# Factor 2 item loading intervals (items x5, x6, x7, x8).
factor2.ci.loadings <- ci.loadings[c(10,12,14,16),]
factor2.ci.loadings
### Extract the uniquenesses (Psi).
uniquenesses <- data.frame(summary(fa.2)$statistics[17:24], names(data1))
names(uniquenesses)[1] <- "uniquenesses"
uniquenesses
# Extract the 95% Credible Interval estimates of each uniqueness.
ci.unique <- summary(fa.2)$quantiles[17:24,c(1,5)]
ci.unique
# Calculate the Communalities for each item.
communalities <- data.frame(1 - uniquenesses[,1], names(data1))
names(communalities)[1] <- "communalities"
communalities
################################################################################
# Here constraining the loadings (Lambda) so that the first four items load exclusively on
# factor 1 and not on factor 2; as well as ensuring the second four items load on factor 2
# and not on factor 1; for instance, item "x1" is constrained on factor 2 to have a loading
# of zero [e.g. x1=c(2,0)]. One could say this is a more 'confirmatory' strategy; which seems
# appropriate when taking a Bayesian approach (i.e. the specification of a prior, which
# is necessary; indicates an exploratory factor analysis was done previoiusly or previous
# research has established the structure of the measure).
fa.3 <- MCMCfactanal(~x1+x2+x3+x4+x5+x6+x7+x8, factors = 2, data = data1,
lambda.constraints=list(x1=list(2,0), x2=c(2,0), x3=list(2,0), x4=c(2,0),
x5=list(1,0), x6=c(1,0), x7=list(1,0), x8=c(1,0)),
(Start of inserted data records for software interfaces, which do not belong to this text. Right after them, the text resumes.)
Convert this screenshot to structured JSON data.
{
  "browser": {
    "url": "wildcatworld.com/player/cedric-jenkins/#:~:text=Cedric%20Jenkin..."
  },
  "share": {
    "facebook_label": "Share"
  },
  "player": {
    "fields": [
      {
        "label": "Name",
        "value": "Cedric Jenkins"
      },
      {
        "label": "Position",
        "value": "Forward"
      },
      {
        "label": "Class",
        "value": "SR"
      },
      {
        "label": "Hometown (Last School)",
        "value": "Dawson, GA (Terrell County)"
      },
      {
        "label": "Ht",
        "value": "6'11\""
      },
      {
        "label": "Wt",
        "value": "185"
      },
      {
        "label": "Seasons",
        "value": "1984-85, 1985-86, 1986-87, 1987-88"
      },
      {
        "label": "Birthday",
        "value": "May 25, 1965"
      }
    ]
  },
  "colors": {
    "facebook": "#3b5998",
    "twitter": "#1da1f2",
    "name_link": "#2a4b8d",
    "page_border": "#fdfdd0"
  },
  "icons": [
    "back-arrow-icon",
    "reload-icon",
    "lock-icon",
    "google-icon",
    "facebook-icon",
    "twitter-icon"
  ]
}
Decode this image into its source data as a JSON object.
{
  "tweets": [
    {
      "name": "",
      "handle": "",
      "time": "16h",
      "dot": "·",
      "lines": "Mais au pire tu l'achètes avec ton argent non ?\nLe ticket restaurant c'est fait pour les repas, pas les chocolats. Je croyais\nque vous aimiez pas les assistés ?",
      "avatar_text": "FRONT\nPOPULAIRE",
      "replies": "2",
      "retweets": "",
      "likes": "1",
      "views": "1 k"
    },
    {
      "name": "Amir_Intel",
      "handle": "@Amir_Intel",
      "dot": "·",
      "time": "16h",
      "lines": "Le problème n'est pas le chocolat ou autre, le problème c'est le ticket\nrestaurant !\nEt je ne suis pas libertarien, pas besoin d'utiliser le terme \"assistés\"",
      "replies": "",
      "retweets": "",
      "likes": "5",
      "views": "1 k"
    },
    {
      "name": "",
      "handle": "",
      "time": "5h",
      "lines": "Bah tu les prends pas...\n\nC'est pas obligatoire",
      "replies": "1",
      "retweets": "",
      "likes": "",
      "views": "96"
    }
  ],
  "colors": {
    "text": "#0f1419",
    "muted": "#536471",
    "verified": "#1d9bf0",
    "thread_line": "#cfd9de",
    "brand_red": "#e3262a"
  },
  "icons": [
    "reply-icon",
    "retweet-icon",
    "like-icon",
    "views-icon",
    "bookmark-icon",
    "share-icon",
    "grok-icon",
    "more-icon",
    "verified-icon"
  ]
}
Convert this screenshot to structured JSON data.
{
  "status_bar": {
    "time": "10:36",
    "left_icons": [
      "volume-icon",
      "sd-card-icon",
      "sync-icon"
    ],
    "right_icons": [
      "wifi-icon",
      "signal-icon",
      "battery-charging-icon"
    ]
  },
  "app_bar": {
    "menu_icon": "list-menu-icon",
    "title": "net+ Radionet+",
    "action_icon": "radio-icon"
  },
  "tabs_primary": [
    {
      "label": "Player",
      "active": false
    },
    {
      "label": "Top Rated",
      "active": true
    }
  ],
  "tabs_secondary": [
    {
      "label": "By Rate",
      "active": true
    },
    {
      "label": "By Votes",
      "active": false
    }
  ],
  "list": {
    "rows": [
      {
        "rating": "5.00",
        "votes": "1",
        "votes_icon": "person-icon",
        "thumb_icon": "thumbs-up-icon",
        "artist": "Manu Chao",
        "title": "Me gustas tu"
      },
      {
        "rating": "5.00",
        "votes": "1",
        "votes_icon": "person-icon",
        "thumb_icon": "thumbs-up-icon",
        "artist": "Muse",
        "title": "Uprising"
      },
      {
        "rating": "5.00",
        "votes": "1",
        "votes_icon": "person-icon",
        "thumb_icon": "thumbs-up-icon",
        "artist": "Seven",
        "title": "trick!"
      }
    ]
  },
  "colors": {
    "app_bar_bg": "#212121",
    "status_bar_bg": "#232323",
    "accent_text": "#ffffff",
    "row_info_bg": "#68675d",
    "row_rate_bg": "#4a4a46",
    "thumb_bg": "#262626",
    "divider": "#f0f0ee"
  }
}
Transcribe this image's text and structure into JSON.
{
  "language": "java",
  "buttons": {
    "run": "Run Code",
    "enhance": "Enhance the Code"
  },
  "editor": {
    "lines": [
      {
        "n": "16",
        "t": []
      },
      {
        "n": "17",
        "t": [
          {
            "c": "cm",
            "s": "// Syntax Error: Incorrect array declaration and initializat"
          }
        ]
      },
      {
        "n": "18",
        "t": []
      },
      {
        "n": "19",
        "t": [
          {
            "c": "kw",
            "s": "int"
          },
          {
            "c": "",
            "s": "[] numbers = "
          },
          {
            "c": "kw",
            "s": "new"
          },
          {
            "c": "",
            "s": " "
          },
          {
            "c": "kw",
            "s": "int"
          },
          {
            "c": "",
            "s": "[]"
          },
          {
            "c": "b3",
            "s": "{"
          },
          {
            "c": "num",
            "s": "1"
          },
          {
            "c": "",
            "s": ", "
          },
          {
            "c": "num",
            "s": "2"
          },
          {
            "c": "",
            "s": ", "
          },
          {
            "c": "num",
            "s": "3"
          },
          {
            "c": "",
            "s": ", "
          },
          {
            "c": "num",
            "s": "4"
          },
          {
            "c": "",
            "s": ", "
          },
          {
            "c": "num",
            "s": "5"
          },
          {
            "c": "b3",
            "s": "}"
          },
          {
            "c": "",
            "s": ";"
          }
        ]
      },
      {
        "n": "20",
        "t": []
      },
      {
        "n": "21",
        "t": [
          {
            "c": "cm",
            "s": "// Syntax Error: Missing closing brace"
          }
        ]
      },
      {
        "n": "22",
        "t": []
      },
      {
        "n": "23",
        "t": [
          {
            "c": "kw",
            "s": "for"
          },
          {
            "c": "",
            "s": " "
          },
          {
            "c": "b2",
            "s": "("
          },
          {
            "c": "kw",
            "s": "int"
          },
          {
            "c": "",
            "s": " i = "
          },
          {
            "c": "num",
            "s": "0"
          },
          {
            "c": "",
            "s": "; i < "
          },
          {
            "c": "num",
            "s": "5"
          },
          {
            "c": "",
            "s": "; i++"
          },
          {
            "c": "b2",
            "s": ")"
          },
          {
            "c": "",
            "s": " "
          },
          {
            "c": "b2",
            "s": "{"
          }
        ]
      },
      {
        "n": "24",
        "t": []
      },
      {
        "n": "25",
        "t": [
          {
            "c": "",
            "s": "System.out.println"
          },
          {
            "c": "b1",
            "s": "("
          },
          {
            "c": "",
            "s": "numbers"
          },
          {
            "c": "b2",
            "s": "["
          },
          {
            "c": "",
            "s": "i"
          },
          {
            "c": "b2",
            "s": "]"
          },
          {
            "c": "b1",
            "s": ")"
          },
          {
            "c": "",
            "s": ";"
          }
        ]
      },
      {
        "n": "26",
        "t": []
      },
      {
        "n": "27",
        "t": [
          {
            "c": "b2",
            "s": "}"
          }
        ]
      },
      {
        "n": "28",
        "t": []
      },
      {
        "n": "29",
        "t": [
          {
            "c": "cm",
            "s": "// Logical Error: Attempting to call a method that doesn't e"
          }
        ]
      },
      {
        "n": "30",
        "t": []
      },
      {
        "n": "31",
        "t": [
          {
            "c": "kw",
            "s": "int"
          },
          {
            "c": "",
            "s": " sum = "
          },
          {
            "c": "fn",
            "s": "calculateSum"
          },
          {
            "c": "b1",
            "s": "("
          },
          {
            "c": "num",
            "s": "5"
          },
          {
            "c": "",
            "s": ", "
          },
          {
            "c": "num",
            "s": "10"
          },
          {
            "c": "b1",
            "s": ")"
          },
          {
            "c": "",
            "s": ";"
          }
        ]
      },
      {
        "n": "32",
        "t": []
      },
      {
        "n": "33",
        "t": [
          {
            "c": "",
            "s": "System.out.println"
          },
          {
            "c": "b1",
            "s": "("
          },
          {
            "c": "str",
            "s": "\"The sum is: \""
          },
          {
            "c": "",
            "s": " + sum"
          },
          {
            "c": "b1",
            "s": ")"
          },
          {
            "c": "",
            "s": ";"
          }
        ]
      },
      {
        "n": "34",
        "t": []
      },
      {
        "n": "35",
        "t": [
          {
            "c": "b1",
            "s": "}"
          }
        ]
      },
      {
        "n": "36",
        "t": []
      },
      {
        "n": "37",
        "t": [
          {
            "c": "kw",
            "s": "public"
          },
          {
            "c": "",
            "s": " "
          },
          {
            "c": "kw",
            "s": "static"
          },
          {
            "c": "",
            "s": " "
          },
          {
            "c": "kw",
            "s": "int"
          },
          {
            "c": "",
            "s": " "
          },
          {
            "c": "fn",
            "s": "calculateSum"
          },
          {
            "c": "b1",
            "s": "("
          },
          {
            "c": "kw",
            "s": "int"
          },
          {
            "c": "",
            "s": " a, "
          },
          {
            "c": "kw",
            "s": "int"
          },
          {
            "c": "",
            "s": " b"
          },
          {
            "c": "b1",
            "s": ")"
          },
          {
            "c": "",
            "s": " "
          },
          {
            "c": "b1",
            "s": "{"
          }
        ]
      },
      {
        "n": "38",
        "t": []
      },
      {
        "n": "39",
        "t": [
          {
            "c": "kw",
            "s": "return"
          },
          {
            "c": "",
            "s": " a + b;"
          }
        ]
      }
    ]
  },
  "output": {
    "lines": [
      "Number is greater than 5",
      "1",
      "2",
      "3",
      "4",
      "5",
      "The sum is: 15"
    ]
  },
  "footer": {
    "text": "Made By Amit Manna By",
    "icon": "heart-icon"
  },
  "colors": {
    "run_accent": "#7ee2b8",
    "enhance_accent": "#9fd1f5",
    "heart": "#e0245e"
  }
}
burnin = 1000, mcmc = 10000, thin = 10, verbose = 0,
seed = NA, lambda.start = NA, psi.start = NA, l0 = 0, L0 = 0,
a0 = 0.001, b0 = 0.001, store.scores = FALSE, std.var = TRUE)
summary(fa.3)
# Notice in the summary (above) the loadings are substantially greater than the previous MCMCfactanal,
# and the items are not allowed to cross-load (i.e. load on a factor they should not). In the situation
# where items are thought to load on multiple factors, constraints can be used to specify how
# each item loads on each factor (positive / negative; or magnitude of the loading for each factor).
# Below, running the Heidel diagnostic test (from package 'coda') confirms stationarity was achieved.
heidel.diag(fa.3)
# Also, the densities for the loadings are more normally distributed.
plot(fa.3)
ls()
# NOTE: The 'MCMCpack' package also contains a function for doing MCMC factor analysis
# with mixed data (i.e. continuous and ordinal variables).
help(MCMCmixfactanal)
################################################################################
# Martin, A. D., Quinn, K. M., & Park, J. H. (2010). Package 'MCMCpack'.
# Package Reference Manual available at:
# http://cran.r-project.org/web/packages/MCMCpack/MCMCpack.pdf
# Plumer, M., Best, N., Cowles, K, & Vines, K. (2010). Package 'coda'.
# Package Reference Manual available at:
# http://cran.r-project.org/web/packages/coda/coda.pdf
# End: 7 Jan. 2010.